Without the CA qualification I would never have been able to enter public practice and build up a one partner and five staff firm - to 35 years later - a three partner and 15 staff firm. We had clients all over New Zealand, but more importantly, I would never have gained the knowledge to assist clients without the CA qualification. The ability to help solve problems for clients was magical for me.
How does your CA qualification help your ongoing career?
Being a CA has its advantages and disadvantages. Often on a board I am expected to be able to do the figures.
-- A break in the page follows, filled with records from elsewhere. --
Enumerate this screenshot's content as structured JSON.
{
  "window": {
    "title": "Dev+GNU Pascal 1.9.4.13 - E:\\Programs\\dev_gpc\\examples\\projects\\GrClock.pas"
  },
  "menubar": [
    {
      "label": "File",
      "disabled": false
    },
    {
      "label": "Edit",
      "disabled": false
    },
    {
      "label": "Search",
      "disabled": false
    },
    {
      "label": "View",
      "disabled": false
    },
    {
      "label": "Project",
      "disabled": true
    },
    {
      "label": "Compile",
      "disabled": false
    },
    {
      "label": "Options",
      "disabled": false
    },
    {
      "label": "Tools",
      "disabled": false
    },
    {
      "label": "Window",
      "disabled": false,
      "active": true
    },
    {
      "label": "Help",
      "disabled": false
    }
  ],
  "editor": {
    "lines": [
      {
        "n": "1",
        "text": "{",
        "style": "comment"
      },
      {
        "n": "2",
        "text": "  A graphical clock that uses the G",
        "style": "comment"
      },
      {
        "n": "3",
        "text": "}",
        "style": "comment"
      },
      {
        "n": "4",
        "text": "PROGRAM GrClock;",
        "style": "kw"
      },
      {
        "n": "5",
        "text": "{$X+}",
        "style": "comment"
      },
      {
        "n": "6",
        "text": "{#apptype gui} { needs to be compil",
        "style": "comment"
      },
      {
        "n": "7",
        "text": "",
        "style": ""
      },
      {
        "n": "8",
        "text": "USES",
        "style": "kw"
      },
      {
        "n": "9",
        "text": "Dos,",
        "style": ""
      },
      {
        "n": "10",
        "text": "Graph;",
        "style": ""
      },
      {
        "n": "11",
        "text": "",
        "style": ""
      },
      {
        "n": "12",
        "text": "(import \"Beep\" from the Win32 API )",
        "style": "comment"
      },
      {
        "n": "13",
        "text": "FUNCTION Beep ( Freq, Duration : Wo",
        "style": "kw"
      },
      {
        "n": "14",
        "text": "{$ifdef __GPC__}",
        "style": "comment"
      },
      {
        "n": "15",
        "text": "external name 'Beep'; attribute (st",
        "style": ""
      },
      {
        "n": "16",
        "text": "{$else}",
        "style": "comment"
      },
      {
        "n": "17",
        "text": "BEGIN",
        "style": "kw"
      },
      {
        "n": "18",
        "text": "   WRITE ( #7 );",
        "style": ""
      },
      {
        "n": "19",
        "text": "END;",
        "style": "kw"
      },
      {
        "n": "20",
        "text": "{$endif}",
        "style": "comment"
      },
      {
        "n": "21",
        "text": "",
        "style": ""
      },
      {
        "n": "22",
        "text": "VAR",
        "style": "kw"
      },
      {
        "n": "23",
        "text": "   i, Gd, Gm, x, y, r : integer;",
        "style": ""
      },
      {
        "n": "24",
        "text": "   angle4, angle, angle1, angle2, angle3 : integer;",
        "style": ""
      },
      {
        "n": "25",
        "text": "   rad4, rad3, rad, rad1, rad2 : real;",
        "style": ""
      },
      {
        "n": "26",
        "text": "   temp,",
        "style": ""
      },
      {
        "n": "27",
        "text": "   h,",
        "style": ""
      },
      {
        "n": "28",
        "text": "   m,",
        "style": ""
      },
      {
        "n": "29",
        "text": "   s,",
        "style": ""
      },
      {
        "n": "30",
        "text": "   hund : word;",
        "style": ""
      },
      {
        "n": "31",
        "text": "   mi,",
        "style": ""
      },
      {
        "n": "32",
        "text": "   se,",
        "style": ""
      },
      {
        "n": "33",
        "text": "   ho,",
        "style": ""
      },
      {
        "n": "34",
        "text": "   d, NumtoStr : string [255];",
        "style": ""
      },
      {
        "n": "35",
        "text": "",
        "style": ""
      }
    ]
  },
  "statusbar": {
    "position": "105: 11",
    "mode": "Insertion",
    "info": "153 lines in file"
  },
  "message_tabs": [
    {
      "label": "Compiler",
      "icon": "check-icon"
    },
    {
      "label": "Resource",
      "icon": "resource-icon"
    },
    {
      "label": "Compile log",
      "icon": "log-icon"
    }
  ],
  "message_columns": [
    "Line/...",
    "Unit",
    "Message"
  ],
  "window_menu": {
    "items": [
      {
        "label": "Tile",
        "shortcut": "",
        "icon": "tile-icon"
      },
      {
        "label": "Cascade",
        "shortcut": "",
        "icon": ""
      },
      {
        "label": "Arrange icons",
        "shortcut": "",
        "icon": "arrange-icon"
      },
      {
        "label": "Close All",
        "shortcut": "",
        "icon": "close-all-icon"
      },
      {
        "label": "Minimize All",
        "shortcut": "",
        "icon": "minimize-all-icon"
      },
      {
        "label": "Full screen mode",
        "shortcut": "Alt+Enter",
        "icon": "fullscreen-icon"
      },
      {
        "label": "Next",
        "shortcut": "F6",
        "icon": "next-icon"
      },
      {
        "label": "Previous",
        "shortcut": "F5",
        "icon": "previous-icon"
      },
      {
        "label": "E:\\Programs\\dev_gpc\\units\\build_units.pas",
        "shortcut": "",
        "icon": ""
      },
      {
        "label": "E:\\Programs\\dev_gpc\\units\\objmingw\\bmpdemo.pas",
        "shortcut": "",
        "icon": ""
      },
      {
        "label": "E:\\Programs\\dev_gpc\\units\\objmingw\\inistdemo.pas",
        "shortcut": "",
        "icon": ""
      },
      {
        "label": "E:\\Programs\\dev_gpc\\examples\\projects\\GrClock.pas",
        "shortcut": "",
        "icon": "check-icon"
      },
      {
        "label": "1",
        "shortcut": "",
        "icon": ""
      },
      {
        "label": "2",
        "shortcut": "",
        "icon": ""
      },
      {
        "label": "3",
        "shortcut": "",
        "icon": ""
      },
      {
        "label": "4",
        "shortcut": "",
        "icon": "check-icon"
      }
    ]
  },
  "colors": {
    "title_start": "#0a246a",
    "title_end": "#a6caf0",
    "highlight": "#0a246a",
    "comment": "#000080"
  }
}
However, it is my belief that I bring a lot more to the board table due to the experience that I have gained in more than 50 years of membership of the Institute [CA ANZ and its predecessor the New Zealand Institute of Chartered Accountants].
All the good things that I have done were made possible through my learning and membership with Chartered Accountants Australia and New Zealand.
Dealing with clients, even in a small country practice, was a delight and I got all sorts of problems thrown at me. Some were accounting or law based and I was able to solve these, albeit sometimes with careful research.
With other challenges I would often lead the client to make their own decision by asking the right questions. Through experience I realised that mostly the owner of the problem could answer their own questions.
However, they were often concerned because they were not sure that they had covered all of the options. It was my job to ensure that they had comprehensively thought through all aspects of the problem and potential solutions.
Would you recommend the CA qualification to others?
Yes, the qualification opened doors for me that I never imagined possible. The CA qualification can do the same for others.
More importantly it has enabled me to make a real contribution to society and enjoy the great pleasure of helping those in need. This has led me to meet some great people and to be able to enjoy the company of people I respect.
On 25 May 2017 I received a Queens Service Medal from the Governor General for my contribution to the community. All the good things that I have done were made possible through my learning and membership with Chartered Accountants Australia and New Zealand and its predecessors.
What advice would you give others about the CA qualification?
You too can have a great life facilitated by the CA qualification. In my case lots of other things contributed, including a supportive wife and family, some great partners (and staff) in my practice, a fantastic small community that wanted to be better than just average. Also, some people in the cities who realised that not all of those who could contribute came from the city. Would I do it again? Yes I would. Would I suggest others do it? Yes I sure would.